Greenpeace estimates 10% of the 100,000 million tonnes of plastic manufactured each year ends up in the world’s oceans. A 2014 study by non-profit environmental advocacy group 5 Gyres reported there are 269,000 tons of plastic alone spread out throughout the oceans.
A previous study had estimated 3.5 million tonnes of debris overall.
This pollution is dangerous to fish, birds and marine animals. Some debris causes strangulation, birth defects, disease and even death. The need for pollution control is well documented and accepted, but the methods to use are debated.
Slat’s idea was borne of his environmentalism and aerospace engineering studies. His impassioned plea to the scientific community was well received as he suggested it was time to “do something.” The idea formed around a giant net anchored into the seabed and floating. As debris travels around in the water it will eventually encounter the net and be caught. In effect, Slat said, the ocean would self-clean this way, and he suggested it was possible to see cleaned oceans in five years. After proposing the idea and showing prototypes of the design, Slat received positive support but then also received strong critique. Slat took time off from promoting the idea to begin a non-profit to support the work and obtain independent feasibility studies of the project.
The feasibility studies have finally given the green light. The Ocean Cleanup Project is slated to begin in 2016. The initial project will feature a 2,000 meter long net placed off the coast of an island between Japan and South Korea. The island of Tsushima produces one cubic meter of ocean pollution per person every year.
The floating barriers will be anchored 4,000 meters deep into the seabed. The nets will collect the debris and be cleaned out to allow them to continue to function. The plan is to operate the Cleanup Project for at least two years. When success is seen in this location additional structures will be planned for other areas.
Initial response to the idea was enthusiastic support.

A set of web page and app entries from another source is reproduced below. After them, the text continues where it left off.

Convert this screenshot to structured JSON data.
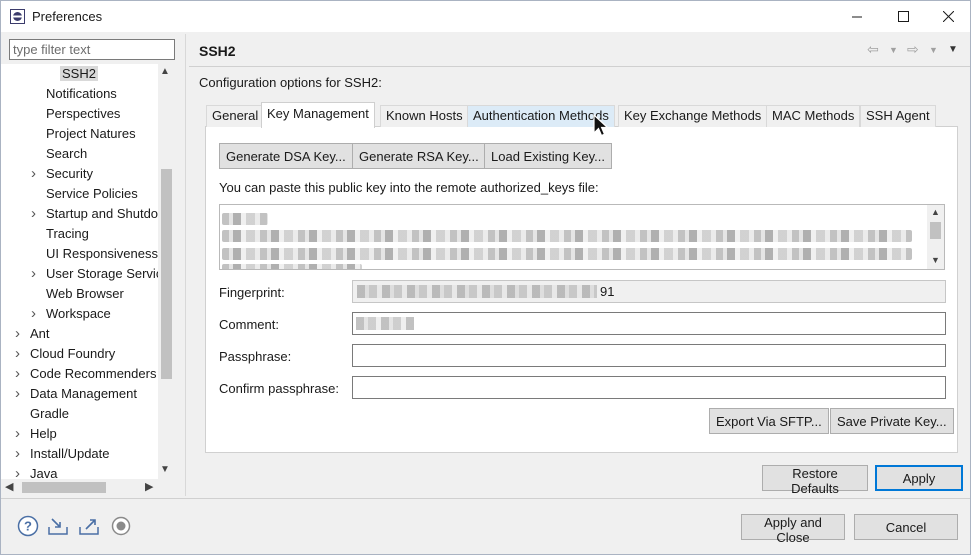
{
  "window": {
    "title": "Preferences"
  },
  "filter": {
    "placeholder": "type filter text"
  },
  "tree": {
    "items": [
      {
        "label": "SSH2",
        "indent": 2,
        "arrow": "",
        "selected": true
      },
      {
        "label": "Notifications",
        "indent": 2,
        "arrow": ""
      },
      {
        "label": "Perspectives",
        "indent": 2,
        "arrow": ""
      },
      {
        "label": "Project Natures",
        "indent": 2,
        "arrow": ""
      },
      {
        "label": "Search",
        "indent": 2,
        "arrow": ""
      },
      {
        "label": "Security",
        "indent": 2,
        "arrow": ">"
      },
      {
        "label": "Service Policies",
        "indent": 2,
        "arrow": ""
      },
      {
        "label": "Startup and Shutdo",
        "indent": 2,
        "arrow": ">"
      },
      {
        "label": "Tracing",
        "indent": 2,
        "arrow": ""
      },
      {
        "label": "UI Responsiveness",
        "indent": 2,
        "arrow": ""
      },
      {
        "label": "User Storage Servic",
        "indent": 2,
        "arrow": ">"
      },
      {
        "label": "Web Browser",
        "indent": 2,
        "arrow": ""
      },
      {
        "label": "Workspace",
        "indent": 2,
        "arrow": ">"
      },
      {
        "label": "Ant",
        "indent": 1,
        "arrow": ">"
      },
      {
        "label": "Cloud Foundry",
        "indent": 1,
        "arrow": ">"
      },
      {
        "label": "Code Recommenders",
        "indent": 1,
        "arrow": ">"
      },
      {
        "label": "Data Management",
        "indent": 1,
        "arrow": ">"
      },
      {
        "label": "Gradle",
        "indent": 1,
        "arrow": ""
      },
      {
        "label": "Help",
        "indent": 1,
        "arrow": ">"
      },
      {
        "label": "Install/Update",
        "indent": 1,
        "arrow": ">"
      },
      {
        "label": "Java",
        "indent": 1,
        "arrow": ">"
      }
    ]
  },
  "page": {
    "title": "SSH2",
    "config_label": "Configuration options for SSH2:"
  },
  "tabs": [
    {
      "label": "General"
    },
    {
      "label": "Key Management",
      "active": true
    },
    {
      "label": "Known Hosts"
    },
    {
      "label": "Authentication Methods",
      "hover": true
    },
    {
      "label": "Key Exchange Methods"
    },
    {
      "label": "MAC Methods"
    },
    {
      "label": "SSH Agent"
    }
  ],
  "key_management": {
    "generate_dsa": "Generate DSA Key...",
    "generate_rsa": "Generate RSA Key...",
    "load_existing": "Load Existing Key...",
    "paste_label": "You can paste this public key into the remote authorized_keys file:",
    "fingerprint_label": "Fingerprint:",
    "fingerprint_value": "91",
    "comment_label": "Comment:",
    "passphrase_label": "Passphrase:",
    "confirm_label": "Confirm passphrase:",
    "export_sftp": "Export Via SFTP...",
    "save_private": "Save Private Key..."
  },
  "footer": {
    "restore_defaults": "Restore Defaults",
    "apply": "Apply",
    "apply_close": "Apply and Close",
    "cancel": "Cancel"
  }
}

However, other scientists and environmentalists have criticized the project as insufficient and unrealistic.
Some have argued the Ocean Clean-Up Project will make a small dent in the magnitude of pollution present in the ocean. They have suggested the impact could be so insignificant as to be a waste of resources. These critics have failed to suggest other possible methods to clean the oceans even as they scoff at Slat’s idea.
Others have pointed to pollution prevention methods as more deserving of funds and energy. Citing grassroots and government supported prevention programs that include banning reusable plastic shopping bags and plastic water bottles, detractors of Slat’s plan say more can be done by decreasing the pollution before it ever makes it to the ocean. The design world has been encouraged to create newer packaging that reduces plastic use and develops biodegradable and earth-beneficial packaging options.
Proactive pollution prevention efforts are valuable and can dramatically shift how much waste we produce and how we manage it. Prevention efforts do not address the current pressing need of how to remove what is already damaging the world’s oceans, and this is where Slat’s Ocean Cleanup Project provides an active attempt to respond to the situation.
Prevention efforts and cleaning efforts can coexist and work in tandem with each other. Only time will tell if the Ocean Cleanup Project will be as successful in action as it is in theory. The dire state of our oceans makes it imperative to try.
Watch the video on the Ocean Cleanup Project.
images courtesy of Ocean Cleanup Project